University Smartly Leads Discussion of Its Uncomfortable Past
5/4/2020 – – Fifty years ago today, four college students were killed by the Ohio National Guard during an anti Vietnam War demonstration on the campus of Kent State University. Outrage over the deaths of William Schroeder, Allison Krause, Jeffrey Miller and Sandra Scheuer hastened the war’s end and led to the early termination of the 1969-1970 school year at colleges across the country.
This defining event in American history also ended up defining Kent State University. When you hear the words “Kent State,” chances are good your thoughts go back a half century to this tragic shedding of blood. You don’t have to be a marketing wiz to see this as a branding challenge for Kent State University.
Understanding that the 50th anniversary would inevitably generate heightened attention, Kent State’s administration made the very good decision to fully embrace their institution’s past.

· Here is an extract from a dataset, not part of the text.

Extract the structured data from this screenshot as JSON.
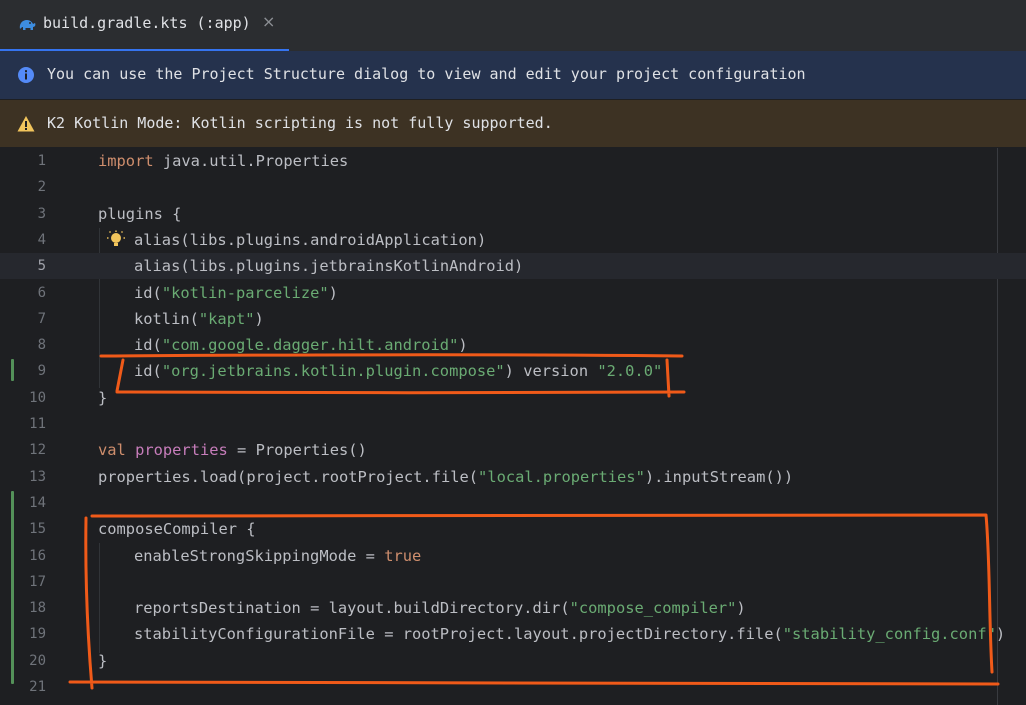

In Chapter 3 of The Crisis Preparedness Quotient – Measuring Your Readiness to Weather a Reputational Storm (“Where Crises Come From”), we examine nine common sources from which crises spring: People, Products, Priorities, Policies, Performance, Politics, Procrastination, Privacy and Past. A college’s or company’s past is fertile ground for reputational erosion. And anniversaries are common “hooks” for media coverage, especially when the event being remembered is negative.
The best way to deal with this reality is with honesty and transparency. Spin and attempts to downplay history rarely work. Organizations can control their own destinies as much as possible by encouraging an open examination of their histories, warts and all. Better you lead the discussion than allow others to define your heritage.
To see an excellent example of “leading the discussion,” visit Kent State’s multi-media “May 4 Commemoration” website (linked below). Being unable to host anniversary events on campus because of response to the coronavirus shutdown, Kent State President Todd Diacon and the school’s May 4 Advisory Committee created a virtual commemoration. You can find fascinating historic discussion and visuals, learn about new scholarships named in honor of the four fallen students, and watch an emotional performance of “Ohio,” the hit song recorded by Crosby, Stills, Nash and Young 11 days after the shootings.
Tin soldiers and Nixon’s comin’
We’re finally on our own
This summer I hear the drummin’
Four dead in Ohio
Gotta get down to it
Soldiers are gunning us down
Should have been done long ago
What if you knew her and
Found her dead on the ground?
How can you run when you know?
Congratulations to Kent State University for the pragmatic embrace of its uncomfortable but important place in history. Instead of ducking history, the school is leading a timely discussion. The threatened rights of free speech and peaceful assembly — so violently challenged on May 4, 1970 — are in the headlines today. And it is beyond creepy that college campuses across the nation are again shutdown in May, just as they were 50 years ago in the tumultuous weeks following “Kent State.”